These Kubernetes best practices are just a tiny sample of all those available to make Kubernetes a more straightforward and beneficial technology to use while developing applications. As we said in the introduction, Kubernetes requires a steep learning curve to get started.
Even with the ever-increasing number of tools and services to speed up the procedures involved, that can be overwhelming for development teams already swamped with the numerous duties required in modern application development. But if you start with these pointers, you’ll be well on your way to adopting Kubernetes to advance your complex application development initiatives.
In DinoCloud, we have an excellent team of engineers and architects with vast experience in Kubernetes environments. Let’s find out how we can help you overcome the difficulties in the development of your cloud application.
You can deploy an Amazon S3 bucket to work as a website with a CloudFront Distribution for Content Delivery and Route 53 for cloud Domain Name System (DNS)
Why choose a static website?
Hosting static websites is becoming more and more popular, but what does it mean to be static? It means that your site consists of a set of “pre-built” files (HTML, js, and CSS files) that are directly served on request. This plus the resources that AWS offers allows us to have a serverless, flexible, scalable, highly performing, secure and low-cost infrastructure.
Before you begin:
As you follow the steps in this example, you will work with the following services:
CloudFront: Distribution and Origin Access Identity.
Route 53: Hosted Zone and Records.
You will need to have these prerequisites before starting the steps:
Route 53: Domain Name already registered.
Certificate Manager: Certificate requested (Optional in case you want to secure communication through the HTTPS protocol).
Step 1: S3 Bucket with Static Website Hosting
Sign in to the AWS Management Console and open the Amazon S3 console at AWS S3.
Choose Create Bucket, enter the Bucket Name (for example, medium.dinocloudconsulting.com) and on region select us-east-1 and Create.
Now you can upload your index.html to the already created bucket.
Step 2: Route 53 Create Hosted Zone
Sign in to the AWS Management Console and open the Amazon Route 53 console at AWS Route 53.

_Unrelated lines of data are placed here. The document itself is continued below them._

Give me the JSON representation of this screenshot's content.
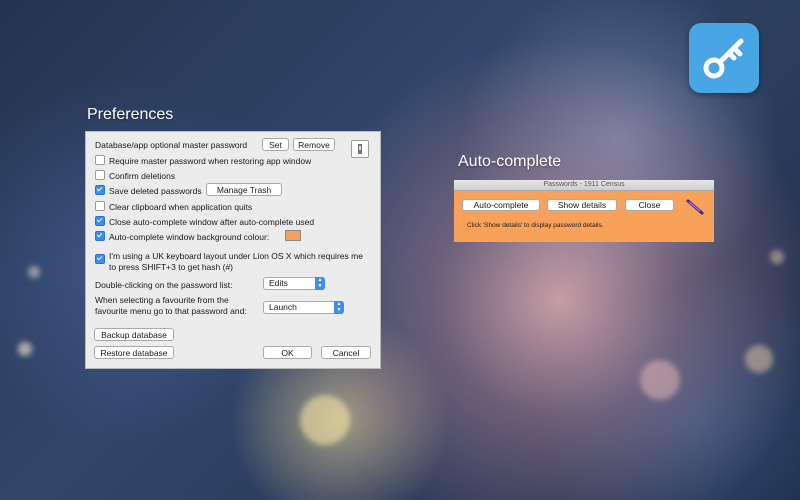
{
  "app": {
    "icon": "key-icon",
    "accent": "#4aa5e4"
  },
  "preferences": {
    "title": "Preferences",
    "master_password_label": "Database/app optional master password",
    "set_label": "Set",
    "remove_label": "Remove",
    "lock_icon": "lock-icon",
    "options": {
      "require_master": {
        "label": "Require master password when restoring app window",
        "checked": false
      },
      "confirm_deletions": {
        "label": "Confirm deletions",
        "checked": false
      },
      "save_deleted": {
        "label": "Save deleted passwords",
        "checked": true
      },
      "clear_clipboard": {
        "label": "Clear clipboard when application quits",
        "checked": false
      },
      "close_autocomplete": {
        "label": "Close auto-complete window after auto-complete used",
        "checked": true
      },
      "bg_colour": {
        "label": "Auto-complete window background colour:",
        "checked": true
      },
      "uk_keyboard": {
        "label_line1": "I'm using a UK keyboard layout under Lion OS X which requires me",
        "label_line2": "to press SHIFT+3 to get hash (#)",
        "checked": true
      }
    },
    "manage_trash_label": "Manage Trash",
    "bg_colour_value": "#f4a15a",
    "double_click_label": "Double-clicking on the password list:",
    "double_click_value": "Edits",
    "favourite_label_line1": "When selecting a favourite from the",
    "favourite_label_line2": "favourite menu go to that password and:",
    "favourite_value": "Launch",
    "backup_label": "Backup database",
    "restore_label": "Restore database",
    "ok_label": "OK",
    "cancel_label": "Cancel"
  },
  "autocomplete": {
    "title": "Auto-complete",
    "window_title": "Passwords - 1911 Census",
    "autocomplete_label": "Auto-complete",
    "show_details_label": "Show details",
    "close_label": "Close",
    "hint": "Click 'Show details' to display password details.",
    "background": "#f7a15a",
    "wand_icon": "magic-wand-icon"
  }
}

Choose Create Hosted Zone, enter the Name, select the Type Public Hosted Zone and Create.
Step 3.1: CloudFront Create and Configure Distribution and OAI.
Sign in to the AWS Management Console and open the Amazon CloudFront console at AWS CloudFront.
Choose Create Distribution, in the Origin Settings section, for Origin DomainName, enter the Amazon S3 website endpoint for your bucket (for example, medium.dinocloudconsulting.com.s3-website-us-east-1.amazonaws.com)
Under Bucket Access select Yes, use an OAI, Createnew OAI and select Yes, update the bucket policy.
(Optional) For SSL Certificate, choose Custom SSL Certificate (example.com), and choose the custom certificate that covers the domain
Set Alternate Domain Names (CNAMEs) to the root domain. (for example, example.com).
In Default Root Object, enter the name of your index document, for example, index.html.
Select the Distribution, already created, and go to the properties tab called Error page.
Set the followings properties:
HTTP error code: 403: Forbidden.
Customize error response: Yes.
Response page path: /index.html
HTTP response code: 200: OK
Step 4: Route 53 create a Record.
Sign in to the AWS Management Console and open the Amazon Route 53 console at AWS Route 53.
On the Hosted Zone which you already have created, select Create Record.
Select Record Type: A and under Value field, check Alias and select the CloudFront Distribution domain name.
Wait a couple of minutes for the DNS to propagate and search the site on your browser.
All ready! You now have your static website up and running.
At DinoCloud, we take care of turning a company’s current infrastructure into a modern, scalable, high-performance, and low-cost infrastructure capable of meeting your business objectives. If you want more information, optimize how your company organizes and analyzes data, and reduce costs, you can contact us here.